The Short Story

IN the Preface to Cosmopolitans (Doubleday, Doran, $2.50), his latest collection of short stories, Somerset Maugham writes in re the novel: ‘If it does not entertain you it is a bad novel. Nor does he fail to apply this wise dictum to the short story as well; witness what he has further to say: ‘I hope the reader will not think it presumptuous on my part to have touched on these matters of theory in a preface written to introduce a little collection of very short stories. I wish merely to warn him that I ask nothing from him but that he should find them amusing.’ Well, they are ‘amusing" and they do ‘entertain.”Written on commission from Cosmopolitan to fill a limited space requirement, they are for the most part expanded anecdotes — but the author has said ail that, too. The fact is, it is not an ‘important’ book, — Gott sei Dank there are a few such being written still! — but one to be read ‘now and then when he [the reader] has nothing better to do.’
Somewhat more pretentious is Kay Boyle’s latest, The White Horses of Vienna (Harcourt, Brace, $2.50), Although these stories, too, offer ‘intelligent entertainment,”they do most of the other things as well. They do not do them, either, in the stark and forbidding ways of so many of Miss Boyle’s contemporaries, but with a dexterity and lightness of touch that is, if anything, too deft at times. But there is an almost mediaeval grace and beauty about these faraway people whom Miss Boyle limns, about their comings and goings, with just enough that is ‘modern’ thrown in to affirm their verisimilitude. Marie de France herself, I think, would have been proud to have written: ‘In a while the three hundred beasts were herded into the courtyard, and then came the man and his son, with their blankets and sticks, and their shepherd’s capes on them, walking dark and hooded out of the deepening mist.’
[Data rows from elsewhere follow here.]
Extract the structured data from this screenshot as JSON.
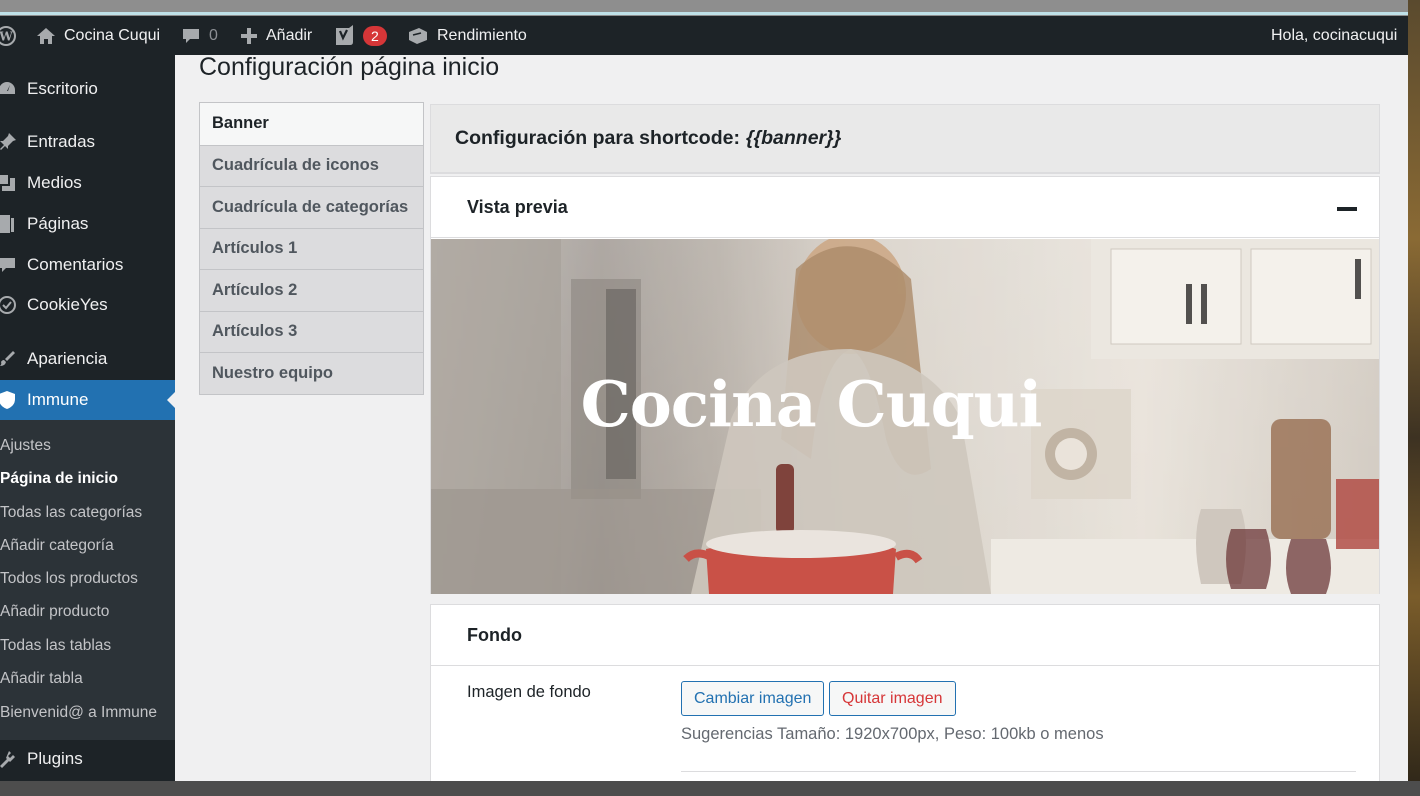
{
  "adminbar": {
    "site_name": "Cocina Cuqui",
    "comments_count": "0",
    "add_label": "Añadir",
    "yoast_badge": "2",
    "performance_label": "Rendimiento",
    "greeting": "Hola, cocinacuqui"
  },
  "sidebar": {
    "items": [
      {
        "label": "Escritorio",
        "icon": "dashboard-icon"
      },
      {
        "label": "Entradas",
        "icon": "pin-icon"
      },
      {
        "label": "Medios",
        "icon": "media-icon"
      },
      {
        "label": "Páginas",
        "icon": "page-icon"
      },
      {
        "label": "Comentarios",
        "icon": "comment-icon"
      },
      {
        "label": "CookieYes",
        "icon": "cookie-icon"
      },
      {
        "label": "Apariencia",
        "icon": "brush-icon"
      },
      {
        "label": "Immune",
        "icon": "shield-icon"
      },
      {
        "label": "Plugins",
        "icon": "plugin-icon"
      }
    ],
    "submenu": [
      "Ajustes",
      "Página de inicio",
      "Todas las categorías",
      "Añadir categoría",
      "Todos los productos",
      "Añadir producto",
      "Todas las tablas",
      "Añadir tabla",
      "Bienvenid@ a Immune"
    ]
  },
  "page": {
    "title": "Configuración página inicio"
  },
  "tabs": [
    "Banner",
    "Cuadrícula de iconos",
    "Cuadrícula de categorías",
    "Artículos 1",
    "Artículos 2",
    "Artículos 3",
    "Nuestro equipo"
  ],
  "panel": {
    "heading_prefix": "Configuración para shortcode:",
    "heading_code": "{{banner}}",
    "preview_label": "Vista previa",
    "banner_title": "Cocina Cuqui",
    "fondo_label": "Fondo",
    "image_field_label": "Imagen de fondo",
    "change_button": "Cambiar imagen",
    "remove_button": "Quitar imagen",
    "hint": "Sugerencias Tamaño: 1920x700px, Peso: 100kb o menos"
  },
  "colors": {
    "admin_dark": "#1d2327",
    "accent_blue": "#2271b1",
    "badge_red": "#d63638"
  }
}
In marked contrast to these volumes is Thomas Wolfe’s collection, From Death to Morning (Scribners, $2.50). ‘Fields, hills, mountains, riffers, cities, peoples — you vish to know about zem all,’ says one of his characters to him, adding, ‘Vun field, vun hill, vun riffer . . . zat iss enough.’ I can state his peculiarity no more successfully. Unlike Maugham and Miss Boyle, who invariably suggest the universal in the individual and personal, Wolfe more often than not strives to comprehend the small through the large — or, indeed, only the large. And since several of the stories in this volume, I suspect, are but independent sections salvaged from the grand-scale cutting of his novels — or modifications of those sections — the same charges of literary gigantism may be made against them as against his two previous books. But there are exceptions — notably the one called ‘ One of the Girls in Our Party ’ — which reveal a little-known aspect of Wolfe’s prodigious gifts and in which he has achieved a success that is about as complete as is possible in the short-story form. Utilizing with the utmost discrimination such difficult devices as the stream-of-consciousness and epistolary methods in the piece mentioned, he has transmitted to his reader by words rather than by implication alone the profoundest emotions of an inarticulate nature. I also recommend especially ‘The Far and the Near’ and ’In the Park,’and, for those who are perplexed by Wolfe’s way of seeing things, ‘Gulliver,’ which is the story of a man of six feet six in a world of five feet eight.